> How to complete this task
Without changing anything, reproduce every record below.

> Input records
+ + + +
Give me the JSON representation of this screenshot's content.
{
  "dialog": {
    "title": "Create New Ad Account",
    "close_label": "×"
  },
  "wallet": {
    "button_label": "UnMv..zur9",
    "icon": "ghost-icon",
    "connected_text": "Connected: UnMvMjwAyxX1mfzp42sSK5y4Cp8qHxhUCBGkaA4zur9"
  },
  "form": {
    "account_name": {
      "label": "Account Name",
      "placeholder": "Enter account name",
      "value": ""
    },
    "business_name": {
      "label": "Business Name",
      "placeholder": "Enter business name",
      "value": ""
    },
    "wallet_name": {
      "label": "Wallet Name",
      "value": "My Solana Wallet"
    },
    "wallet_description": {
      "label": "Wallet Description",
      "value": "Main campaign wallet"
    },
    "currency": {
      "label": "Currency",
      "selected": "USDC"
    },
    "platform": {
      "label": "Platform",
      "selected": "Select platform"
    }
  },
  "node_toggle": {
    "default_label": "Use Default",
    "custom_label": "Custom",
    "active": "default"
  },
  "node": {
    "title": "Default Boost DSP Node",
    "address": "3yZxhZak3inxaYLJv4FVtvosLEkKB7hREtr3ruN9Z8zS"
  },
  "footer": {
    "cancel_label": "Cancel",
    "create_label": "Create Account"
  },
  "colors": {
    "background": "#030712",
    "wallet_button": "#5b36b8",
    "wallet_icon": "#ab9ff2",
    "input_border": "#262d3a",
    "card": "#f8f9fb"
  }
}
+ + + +
> Exercise answer
Give me the JSON representation of this screenshot's content.
{
  "dialog": {
    "title": "Create New Ad Account",
    "close_label": "×"
  },
  "wallet": {
    "button_label": "UnMv..zur9",
    "icon": "ghost-icon",
    "connected_text": "Connected: UnMvMjwAyxX1mfzp42sSK5y4Cp8qHxhUCBGkaA4zur9"
  },
  "form": {
    "account_name": {
      "label": "Account Name",
      "placeholder": "Enter account name",
      "value": ""
    },
    "business_name": {
      "label": "Business Name",
      "placeholder": "Enter business name",
      "value": ""
    },
    "wallet_name": {
      "label": "Wallet Name",
      "value": "My Solana Wallet"
    },
    "wallet_description": {
      "label": "Wallet Description",
      "value": "Main campaign wallet"
    },
    "currency": {
      "label": "Currency",
      "selected": "USDC"
    },
    "platform": {
      "label": "Platform",
      "selected": "Select platform"
    }
  },
  "node_toggle": {
    "default_label": "Use Default",
    "custom_label": "Custom",
    "active": "default"
  },
  "node": {
    "title": "Default Boost DSP Node",
    "address": "3yZxhZak3inxaYLJv4FVtvosLEkKB7hREtr3ruN9Z8zS"
  },
  "footer": {
    "cancel_label": "Cancel",
    "create_label": "Create Account"
  },
  "colors": {
    "background": "#030712",
    "wallet_button": "#5b36b8",
    "wallet_icon": "#ab9ff2",
    "input_border": "#262d3a",
    "card": "#f8f9fb"
  }
}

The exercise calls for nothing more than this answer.